Ron said...

Bubblegum pop too sweet? People entering into diabetic comas just from watching? Whew!

bearbee said...

Just viewed a not brief enough clip of Hanna M and could feel myself slipping into insulin shock.......maybe that was the prob.

I suppose it's possible to be insuffiently PC about dirt.

Yer dumber than dirt.....whoops, sorry dirt.

blogless said...

"I think parents are forgetting how to teach their children to take a punch now and then. This hyper-sensitivity cannot bode well for the future."

It's hard to comment on the Disney clip, without knowing what it was.

But I do agree with the sentiment, above. My son is in college, and I think my generation (in general) has not only wanted our kids to always be happy and try to make their paths easier, but we've even tried to shield them from disappointment, and that's made them less able to deal with adversity. We've really done them a disservice.

I can see I've done it myself, a little bit. (I really should've stopped cutting his meat at age 18 ;)

Palladian said...

"More than likely, some joke was made about diabetes that pricked the sensitive (which is of course impossible to avoid)..."

...especially if you're diabetic and need to take your blood sugar.

peter hoh said...

Just a guess here, but perhaps someone (Hannah Montana) said something to the effect that this person getting diabetes was not his fault -- you know, it's not like he was overweight or anything.

Modika said...

My 13-year old son was diagnosed with type 1 diabetes just four years ago, so I'll offer the perspective of one of those "offended" parents.

Throughout the episode, the character with type 1 diabetes is prevented from having any sugar. He is constantly craving sweets-- even having fantasies about cotton candy and diving into a rubbish can in search of a thrown out candy bar.

The other kids in the show talk constantly of having to prevent the "sugar boy" from eating any sugar.

This theme not only promotes misinformation about type 1 diabetes (because those who have the disease can indeed eat sugar), but it can be dangerous as well.

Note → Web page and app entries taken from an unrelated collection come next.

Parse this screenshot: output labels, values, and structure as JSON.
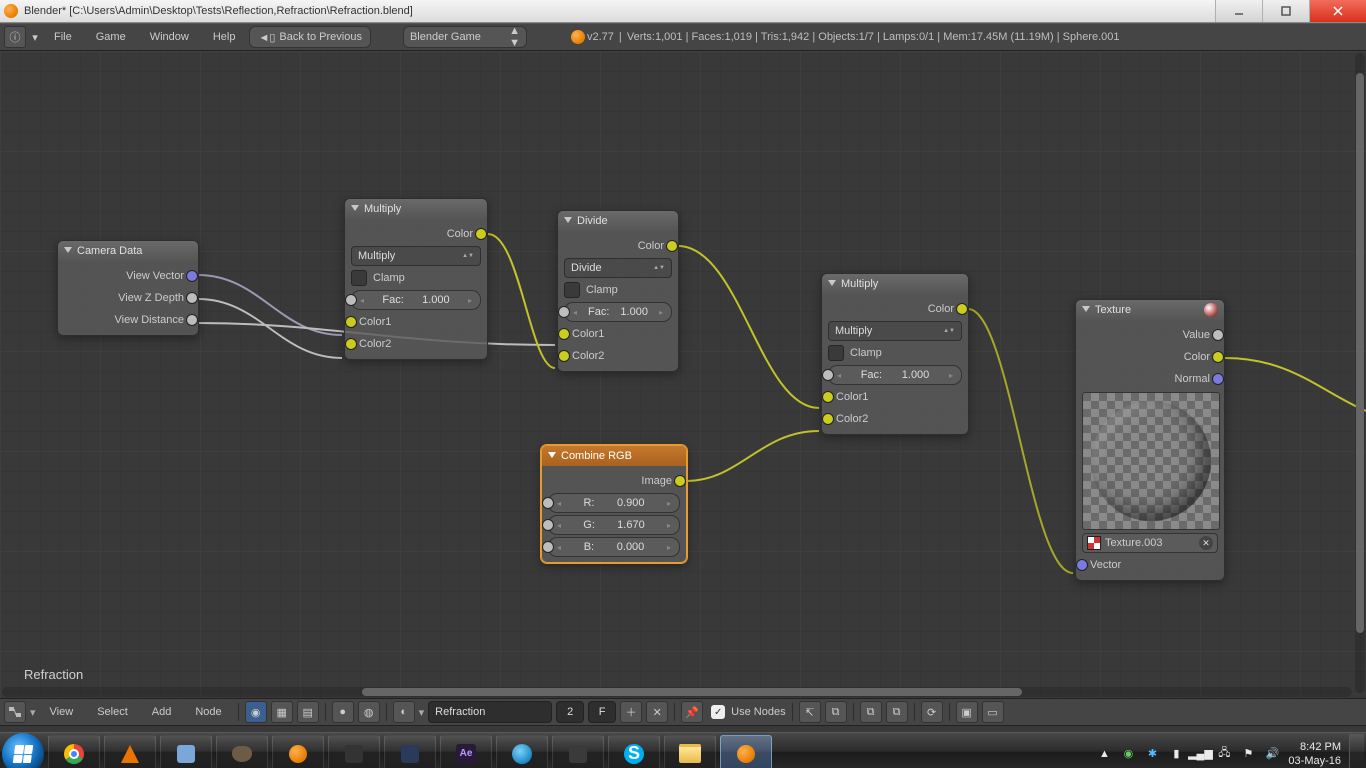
{
  "window": {
    "title": "Blender* [C:\\Users\\Admin\\Desktop\\Tests\\Reflection,Refraction\\Refraction.blend]"
  },
  "topbar": {
    "menus": {
      "file": "File",
      "game": "Game",
      "window": "Window",
      "help": "Help"
    },
    "back_button": "Back to Previous",
    "engine": "Blender Game",
    "version": "v2.77",
    "stats": "Verts:1,001 | Faces:1,019 | Tris:1,942 | Objects:1/7 | Lamps:0/1 | Mem:17.45M (11.19M) | Sphere.001"
  },
  "canvas": {
    "material_name": "Refraction"
  },
  "nodes": {
    "camera": {
      "title": "Camera Data",
      "outs": {
        "view_vector": "View Vector",
        "view_z": "View Z Depth",
        "view_dist": "View Distance"
      }
    },
    "mul1": {
      "title": "Multiply",
      "op_label": "Multiply",
      "clamp": "Clamp",
      "fac_label": "Fac:",
      "fac_value": "1.000",
      "out_color": "Color",
      "in_color1": "Color1",
      "in_color2": "Color2"
    },
    "divide": {
      "title": "Divide",
      "op_label": "Divide",
      "clamp": "Clamp",
      "fac_label": "Fac:",
      "fac_value": "1.000",
      "out_color": "Color",
      "in_color1": "Color1",
      "in_color2": "Color2"
    },
    "mul2": {
      "title": "Multiply",
      "op_label": "Multiply",
      "clamp": "Clamp",
      "fac_label": "Fac:",
      "fac_value": "1.000",
      "out_color": "Color",
      "in_color1": "Color1",
      "in_color2": "Color2"
    },
    "combine": {
      "title": "Combine RGB",
      "out_image": "Image",
      "r_label": "R:",
      "r_value": "0.900",
      "g_label": "G:",
      "g_value": "1.670",
      "b_label": "B:",
      "b_value": "0.000"
    },
    "texture": {
      "title": "Texture",
      "out_value": "Value",
      "out_color": "Color",
      "out_normal": "Normal",
      "tex_name": "Texture.003",
      "in_vector": "Vector"
    }
  },
  "nodehdr": {
    "menus": {
      "view": "View",
      "select": "Select",
      "add": "Add",
      "node": "Node"
    },
    "material_name": "Refraction",
    "users": "2",
    "fake": "F",
    "use_nodes": "Use Nodes"
  },
  "tray": {
    "time": "8:42 PM",
    "date": "03-May-16"
  }
}
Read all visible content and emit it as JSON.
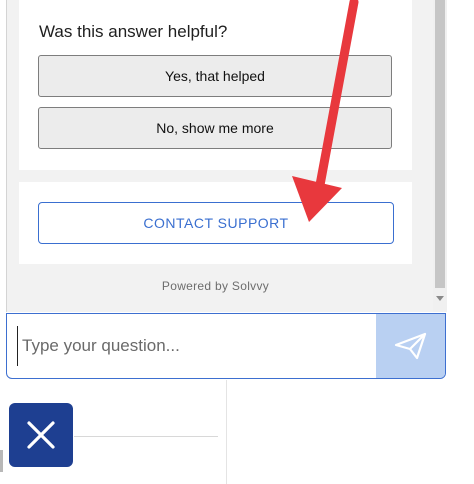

If a type 1 diabetic has a low blood sugar (and remember, this kind of low isn't like those experienced by a non-diabetic, but rather something that could cause a seizure or death in a matter of minutes), they MUST eat sugar. Immediately.

Now, what if just one kid who watched this program had a friend with diabetes who needed to treat a low blood sugar?

And what if that friend thought he/she was helping by denying him sugar?

Do you see the problem here?

Btw, Peter Hoh- a person's weight, eating habits, level of exercise, etc... have absolutely nothing to do with the cause of type 1 (insulin-dependent) diabetes. It is an autoimmune disorder whereby the body makes antibodies that destroy the insulin-producing cells in the pancreas.

blake said...

Huh. The Boy is diabetic. (We think type 2, and from birth, but the doctors think type 1.)

We joke about it all the time. Dangle candy bars and cookies in front of his face...

No, not really, but we do joke about it. What else you gonna do? Sit around feeling sorry for yourself?

What's weird is that when he presented, the hospital and the doctors and nurses and specialists (etc., etc., etc.) were all gloom and doom.

We were just relieved because we finally knew what was wrong with him. And he was relieved because getting his blood sugar under control helped him feel a whole lot better than he ever had. His diet had been pretty constrained anyway, because high-carb food made him feel bad.

They were particularly invested in "He'll have it for the rest of his life." Assuming you don't believe it's curable now, is your crystal ball so perfect that you're sure it won't ever be cured? Really?

But they were a pretty humorless bunch and they seemed to want to impose that on us. They're probably pretty successful with a lot of people.

Though, you know, it was kind of funny. One doctor mentioned that there were several guys in the NBA who were diabetic. I was all, like, "Cool! My short, white, nerdy kid can be in the NBA now!"

Heh.

peter hoh said...

Modika, I'm well aware that Type I diabetes is not caused by diet or weight.

Not knowing the story line, I was trying to imagine what kind of insensitive comment could have appeared in the show.

Thank you for sharing the story line. The outcry makes a lot of sense now.